What is being asked:
If a line in the entries below includes the string "Effects", copy it out.

Exercise inputs:

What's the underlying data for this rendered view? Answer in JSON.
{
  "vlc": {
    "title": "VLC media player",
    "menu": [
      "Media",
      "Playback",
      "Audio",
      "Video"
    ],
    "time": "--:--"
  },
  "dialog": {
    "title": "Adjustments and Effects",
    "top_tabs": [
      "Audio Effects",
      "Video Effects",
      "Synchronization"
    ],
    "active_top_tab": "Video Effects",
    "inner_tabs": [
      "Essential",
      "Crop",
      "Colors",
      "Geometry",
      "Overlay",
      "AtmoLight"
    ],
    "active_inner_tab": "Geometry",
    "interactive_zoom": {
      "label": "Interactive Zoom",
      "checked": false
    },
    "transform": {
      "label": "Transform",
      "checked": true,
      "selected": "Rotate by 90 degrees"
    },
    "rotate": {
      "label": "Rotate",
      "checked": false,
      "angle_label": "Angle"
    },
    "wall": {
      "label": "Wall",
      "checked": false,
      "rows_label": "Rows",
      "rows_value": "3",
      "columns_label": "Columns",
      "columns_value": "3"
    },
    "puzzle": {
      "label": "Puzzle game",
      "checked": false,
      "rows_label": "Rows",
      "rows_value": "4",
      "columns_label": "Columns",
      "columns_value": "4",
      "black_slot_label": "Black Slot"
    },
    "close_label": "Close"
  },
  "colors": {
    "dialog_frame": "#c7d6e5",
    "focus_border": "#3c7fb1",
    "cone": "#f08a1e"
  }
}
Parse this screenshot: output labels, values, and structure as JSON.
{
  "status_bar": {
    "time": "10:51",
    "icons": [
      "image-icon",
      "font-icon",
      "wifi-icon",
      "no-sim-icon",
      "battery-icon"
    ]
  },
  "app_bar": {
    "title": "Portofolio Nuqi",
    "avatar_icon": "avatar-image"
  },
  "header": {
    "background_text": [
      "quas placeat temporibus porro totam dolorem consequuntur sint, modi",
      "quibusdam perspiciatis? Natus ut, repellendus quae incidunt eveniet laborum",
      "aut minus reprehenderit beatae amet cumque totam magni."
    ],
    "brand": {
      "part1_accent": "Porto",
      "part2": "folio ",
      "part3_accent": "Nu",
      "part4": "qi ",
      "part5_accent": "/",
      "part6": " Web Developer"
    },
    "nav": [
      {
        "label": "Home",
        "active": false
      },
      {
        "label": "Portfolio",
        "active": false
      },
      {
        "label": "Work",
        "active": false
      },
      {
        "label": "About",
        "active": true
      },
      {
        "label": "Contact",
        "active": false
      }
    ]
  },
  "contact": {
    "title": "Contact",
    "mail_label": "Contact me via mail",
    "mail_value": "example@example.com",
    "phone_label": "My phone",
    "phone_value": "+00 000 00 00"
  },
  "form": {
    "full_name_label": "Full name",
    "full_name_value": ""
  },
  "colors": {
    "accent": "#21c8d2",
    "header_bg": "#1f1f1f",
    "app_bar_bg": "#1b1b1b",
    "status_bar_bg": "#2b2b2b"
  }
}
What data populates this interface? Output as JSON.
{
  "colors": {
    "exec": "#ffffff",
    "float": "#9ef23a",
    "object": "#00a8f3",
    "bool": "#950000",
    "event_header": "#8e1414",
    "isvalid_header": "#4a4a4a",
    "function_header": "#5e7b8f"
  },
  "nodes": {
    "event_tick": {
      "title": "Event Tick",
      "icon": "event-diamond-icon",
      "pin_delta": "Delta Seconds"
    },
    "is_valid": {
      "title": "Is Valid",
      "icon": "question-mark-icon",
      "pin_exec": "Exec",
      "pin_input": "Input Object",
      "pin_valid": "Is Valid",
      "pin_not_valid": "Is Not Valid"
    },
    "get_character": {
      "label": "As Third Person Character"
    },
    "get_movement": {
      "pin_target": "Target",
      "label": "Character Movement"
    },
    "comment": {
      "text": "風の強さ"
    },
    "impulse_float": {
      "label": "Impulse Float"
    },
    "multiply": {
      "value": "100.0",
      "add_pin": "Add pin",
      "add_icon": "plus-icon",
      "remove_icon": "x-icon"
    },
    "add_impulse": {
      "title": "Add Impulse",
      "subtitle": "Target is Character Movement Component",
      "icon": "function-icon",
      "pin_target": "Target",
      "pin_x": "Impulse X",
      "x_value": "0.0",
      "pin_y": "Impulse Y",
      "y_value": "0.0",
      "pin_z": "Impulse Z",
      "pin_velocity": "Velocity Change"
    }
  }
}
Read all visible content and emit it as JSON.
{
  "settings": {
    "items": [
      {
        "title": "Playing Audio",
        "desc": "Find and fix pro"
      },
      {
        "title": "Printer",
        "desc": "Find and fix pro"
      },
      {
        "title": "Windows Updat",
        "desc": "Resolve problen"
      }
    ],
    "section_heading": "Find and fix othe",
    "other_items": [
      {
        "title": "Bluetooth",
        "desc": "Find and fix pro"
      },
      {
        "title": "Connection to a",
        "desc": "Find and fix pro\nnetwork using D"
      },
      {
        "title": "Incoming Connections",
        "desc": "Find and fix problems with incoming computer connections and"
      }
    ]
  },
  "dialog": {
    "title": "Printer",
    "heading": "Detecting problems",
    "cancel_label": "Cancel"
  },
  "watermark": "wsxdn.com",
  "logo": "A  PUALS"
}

Worked solution:
    "title": "Adjustments and Effects",
      "Audio Effects",
      "Video Effects",
    "active_top_tab": "Video Effects",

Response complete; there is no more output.